## WHAT YOU ARE ASKED TO DO
Going through the entries below, count each line that holds "妙手回春" and give only the total.

Data about app and page elements

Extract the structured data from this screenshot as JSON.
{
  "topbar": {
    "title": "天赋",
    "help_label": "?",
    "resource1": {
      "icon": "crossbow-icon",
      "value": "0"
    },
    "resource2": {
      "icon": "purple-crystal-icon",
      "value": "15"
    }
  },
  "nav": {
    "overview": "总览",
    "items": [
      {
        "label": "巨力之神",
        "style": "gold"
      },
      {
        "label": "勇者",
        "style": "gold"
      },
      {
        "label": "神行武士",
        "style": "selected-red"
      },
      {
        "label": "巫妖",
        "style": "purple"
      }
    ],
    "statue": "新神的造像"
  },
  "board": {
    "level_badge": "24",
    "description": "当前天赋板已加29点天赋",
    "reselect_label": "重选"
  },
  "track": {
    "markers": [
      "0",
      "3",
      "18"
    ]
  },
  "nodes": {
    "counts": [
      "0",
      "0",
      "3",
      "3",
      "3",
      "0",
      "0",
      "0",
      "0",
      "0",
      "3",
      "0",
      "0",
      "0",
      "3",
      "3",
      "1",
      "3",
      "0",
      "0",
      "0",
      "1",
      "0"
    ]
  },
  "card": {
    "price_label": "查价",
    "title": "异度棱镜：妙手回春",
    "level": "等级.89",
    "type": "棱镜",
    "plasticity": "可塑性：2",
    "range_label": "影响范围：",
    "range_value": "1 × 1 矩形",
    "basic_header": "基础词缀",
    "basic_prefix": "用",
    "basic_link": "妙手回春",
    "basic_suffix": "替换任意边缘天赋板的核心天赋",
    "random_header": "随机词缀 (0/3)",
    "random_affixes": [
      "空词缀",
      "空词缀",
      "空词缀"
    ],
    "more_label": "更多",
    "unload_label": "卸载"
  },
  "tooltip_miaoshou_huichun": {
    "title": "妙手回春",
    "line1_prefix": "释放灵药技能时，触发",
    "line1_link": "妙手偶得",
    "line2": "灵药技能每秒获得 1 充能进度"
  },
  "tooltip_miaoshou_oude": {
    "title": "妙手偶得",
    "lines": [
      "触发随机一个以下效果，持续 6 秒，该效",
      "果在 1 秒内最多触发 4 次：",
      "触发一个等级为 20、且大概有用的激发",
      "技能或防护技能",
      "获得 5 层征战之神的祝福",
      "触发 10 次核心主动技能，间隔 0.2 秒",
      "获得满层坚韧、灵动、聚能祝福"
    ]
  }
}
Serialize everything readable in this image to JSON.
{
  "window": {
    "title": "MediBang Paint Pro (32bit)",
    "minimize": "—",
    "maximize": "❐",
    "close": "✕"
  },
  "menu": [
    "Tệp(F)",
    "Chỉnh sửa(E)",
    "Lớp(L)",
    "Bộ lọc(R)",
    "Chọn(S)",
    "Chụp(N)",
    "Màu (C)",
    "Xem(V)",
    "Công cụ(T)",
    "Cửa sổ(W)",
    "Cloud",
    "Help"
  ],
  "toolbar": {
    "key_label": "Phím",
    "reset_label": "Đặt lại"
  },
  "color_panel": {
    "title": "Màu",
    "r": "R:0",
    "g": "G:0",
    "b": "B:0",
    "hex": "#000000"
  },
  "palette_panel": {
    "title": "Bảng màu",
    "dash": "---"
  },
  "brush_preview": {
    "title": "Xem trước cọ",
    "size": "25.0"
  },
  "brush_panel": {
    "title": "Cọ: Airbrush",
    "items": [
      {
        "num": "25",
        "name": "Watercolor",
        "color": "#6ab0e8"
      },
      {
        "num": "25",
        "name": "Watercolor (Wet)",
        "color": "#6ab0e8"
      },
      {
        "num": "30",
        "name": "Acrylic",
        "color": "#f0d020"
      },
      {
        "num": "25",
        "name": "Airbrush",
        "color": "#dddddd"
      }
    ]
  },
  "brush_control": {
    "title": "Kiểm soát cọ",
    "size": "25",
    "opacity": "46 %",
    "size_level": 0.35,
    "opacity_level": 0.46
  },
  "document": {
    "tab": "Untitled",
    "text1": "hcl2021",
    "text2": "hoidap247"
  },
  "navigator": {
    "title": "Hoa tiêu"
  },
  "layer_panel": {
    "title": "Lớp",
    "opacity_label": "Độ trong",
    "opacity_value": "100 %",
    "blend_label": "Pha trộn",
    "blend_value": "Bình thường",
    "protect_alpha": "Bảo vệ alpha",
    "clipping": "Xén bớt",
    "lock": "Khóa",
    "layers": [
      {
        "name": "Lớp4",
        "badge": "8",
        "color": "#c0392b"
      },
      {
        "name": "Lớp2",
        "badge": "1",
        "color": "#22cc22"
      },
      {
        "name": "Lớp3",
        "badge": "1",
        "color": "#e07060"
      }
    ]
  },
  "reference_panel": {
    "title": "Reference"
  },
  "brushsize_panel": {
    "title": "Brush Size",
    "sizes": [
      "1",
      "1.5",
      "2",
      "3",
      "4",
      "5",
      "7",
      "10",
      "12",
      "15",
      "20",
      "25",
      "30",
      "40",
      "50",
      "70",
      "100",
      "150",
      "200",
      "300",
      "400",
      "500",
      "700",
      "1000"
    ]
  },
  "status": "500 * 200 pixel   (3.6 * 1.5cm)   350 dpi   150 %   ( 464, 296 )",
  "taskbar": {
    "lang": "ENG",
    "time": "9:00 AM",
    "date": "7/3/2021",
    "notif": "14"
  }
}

## SOLUTION FOR THIS TASK
3